The more you are prepared the easier it is to shoot on location. Carl steps you through his process of getting things done.
Jen explains how to organize your gear with Comiclife storyboards.
To identify your limits and set realistic goals, you need to ask a few tricky questions:
What do you want to achieve with this production?
How much time do I have? Is it doable?
When are the elders available we need to interview?
What is our error margin – can we re-shoot this later or does it need to happen NOW?
What is at stake [money, funding outcomes, reporting deadlines, relationships, world peace]
Building relationships with your clients, community partners and participants is the most important thing.
In all documentary productions we had people keen to help and be part of telling the story.
It is at the heart of our programs, that we tell stories WITH people, not about them.
Often we get asked, how we pull these amazing stories out of disengaged communities – the secret is we casually talk to people a lot during all stages of production, gauge their interest, trying to read their emotions and keep them happy.

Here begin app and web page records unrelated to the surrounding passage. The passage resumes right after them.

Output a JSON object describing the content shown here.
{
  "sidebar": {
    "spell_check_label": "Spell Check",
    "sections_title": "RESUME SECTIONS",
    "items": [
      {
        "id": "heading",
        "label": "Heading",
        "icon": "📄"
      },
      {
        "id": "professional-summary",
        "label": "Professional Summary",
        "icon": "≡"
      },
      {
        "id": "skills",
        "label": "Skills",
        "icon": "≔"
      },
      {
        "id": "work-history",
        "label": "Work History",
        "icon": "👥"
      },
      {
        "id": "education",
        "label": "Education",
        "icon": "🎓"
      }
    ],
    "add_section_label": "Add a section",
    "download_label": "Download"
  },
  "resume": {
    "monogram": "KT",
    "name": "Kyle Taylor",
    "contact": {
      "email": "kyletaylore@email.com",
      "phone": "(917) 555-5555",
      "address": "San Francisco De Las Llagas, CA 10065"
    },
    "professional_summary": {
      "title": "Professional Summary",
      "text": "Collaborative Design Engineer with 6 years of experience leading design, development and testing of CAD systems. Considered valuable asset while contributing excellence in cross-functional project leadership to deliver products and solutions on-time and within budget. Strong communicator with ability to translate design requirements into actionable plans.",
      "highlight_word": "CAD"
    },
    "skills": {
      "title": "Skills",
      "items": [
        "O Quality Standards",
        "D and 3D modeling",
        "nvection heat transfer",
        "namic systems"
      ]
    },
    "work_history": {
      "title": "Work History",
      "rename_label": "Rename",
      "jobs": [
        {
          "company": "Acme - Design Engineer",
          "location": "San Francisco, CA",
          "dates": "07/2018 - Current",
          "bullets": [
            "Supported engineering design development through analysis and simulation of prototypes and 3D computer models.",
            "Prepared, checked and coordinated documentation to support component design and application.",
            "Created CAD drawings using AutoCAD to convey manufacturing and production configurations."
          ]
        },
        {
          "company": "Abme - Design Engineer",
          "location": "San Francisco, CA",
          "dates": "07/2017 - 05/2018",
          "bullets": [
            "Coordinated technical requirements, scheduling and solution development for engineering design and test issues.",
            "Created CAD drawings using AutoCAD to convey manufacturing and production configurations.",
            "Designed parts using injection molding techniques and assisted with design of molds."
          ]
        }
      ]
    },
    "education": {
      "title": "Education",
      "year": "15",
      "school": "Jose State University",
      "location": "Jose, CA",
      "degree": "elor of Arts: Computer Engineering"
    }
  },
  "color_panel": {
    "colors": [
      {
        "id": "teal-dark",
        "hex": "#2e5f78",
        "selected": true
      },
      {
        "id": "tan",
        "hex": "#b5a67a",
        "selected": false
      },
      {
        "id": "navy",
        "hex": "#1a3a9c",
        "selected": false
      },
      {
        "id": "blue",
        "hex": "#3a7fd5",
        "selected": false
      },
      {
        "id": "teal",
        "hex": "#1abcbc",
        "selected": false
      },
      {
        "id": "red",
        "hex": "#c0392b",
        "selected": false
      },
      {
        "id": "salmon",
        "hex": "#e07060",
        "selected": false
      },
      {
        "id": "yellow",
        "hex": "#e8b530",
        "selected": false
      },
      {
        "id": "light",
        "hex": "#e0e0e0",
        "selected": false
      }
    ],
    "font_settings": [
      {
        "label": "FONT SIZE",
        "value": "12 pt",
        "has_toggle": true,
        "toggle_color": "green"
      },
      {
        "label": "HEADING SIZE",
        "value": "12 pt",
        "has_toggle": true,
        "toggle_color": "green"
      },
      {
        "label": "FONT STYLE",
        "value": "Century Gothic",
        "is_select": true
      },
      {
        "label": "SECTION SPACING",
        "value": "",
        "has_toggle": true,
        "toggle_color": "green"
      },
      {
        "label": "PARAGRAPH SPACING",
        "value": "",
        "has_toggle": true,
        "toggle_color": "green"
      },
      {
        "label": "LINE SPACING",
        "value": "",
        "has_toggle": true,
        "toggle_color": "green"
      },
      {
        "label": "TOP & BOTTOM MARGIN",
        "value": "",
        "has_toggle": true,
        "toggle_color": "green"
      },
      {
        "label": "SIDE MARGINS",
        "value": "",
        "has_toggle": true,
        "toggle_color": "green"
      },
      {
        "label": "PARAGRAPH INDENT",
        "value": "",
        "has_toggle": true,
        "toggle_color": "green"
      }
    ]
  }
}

The key person we liaise with doesn’t have to appear in your film, but most likely they will have all the contacts and know who is in town and who might be keen to participate. We usually find these people [often it is just one person] a few months before the project officially starts and include their feedback and ideas into the development. A few weeks prior to the shoot, we then run our creative ideas past them. Depending on your documentary, you might want to send them a call out flyer to get participants involved or hand an info sheet at the local deli for people to know you are coming to town.
Once you are clear about the desired outcomes for the project, it is helpful to make yourself a production folder. We usually travel with a folders that has:
• a map of the area we work in
• addresses and contact details of people [locations, crew, organizers, interviewees]. It is important to have this on paper, as you may be out of mobile range or your batteries run dry – prepare for the worst and have more fun…
• travel details, if you are working out of town [booking confirmations for car rental, hotel, flights etc]
• call sheets for the project – on larger productions we also have a daily call sheet
• local tips and tricks [good food, places of interest, comments from locals]. People often underestimate how important it is – and how hard it can be to find decent food at the end of a hard shoot, when you are in a strange place.
Setting daily schedules [call sheets] helps to keep everything on track. Ideally, a few days [or hours] before your shoot, take the storyboards and shot lists from your creative development and transform them from the chronological order into a location-based shot list. This new order helps you to identify when to best shoot what and group shots around availability and access to location, instead of following the order of your story. For example, you may find that one location can be used to shoot both the interview with the local Elder AND offer the setting for another sequence.
Easy said. Check-in regularly with yourself, are you having fun? Is my team happy? Are we on track according to the call sheets / shot lists? Is this still making sense? Or is everybody tense and tired? Documentary is often a waiting game, waiting for the rain to stop, for the interviewee to arrive, for the camera person to get this creative angle on tape. Patience is key – and a connection to why you wanted to make this project happen in the first place. You will find that a lot of what we offer here seems to round trip – that is not by accident, every step of our creative process is linked with the other steps. There is a clear order – but if you for example have lost sight of your passion during a shoot [the passion of what got you involved in the first place], it is really hard to get good results on camera. Happiness is viral – it affects people and makes for more fun for all – and for better films in the end.
Find other useful web resources here:
4 easy steps to organising your film shoot.
Roy Sencio’s 4 easy steps.
eHow explains how to create a daily call sheet. Links to further film related tutorials also available.
Interview with Bec Appel of ‘Manage your Film’.
‘Pre-Production’ is where you start to devise some more of the specifics about your project. No longer in the world of amorphous maybes, or will we/won’t we type discussions, pre-production is your chance to start planning and getting your ideas down on paper.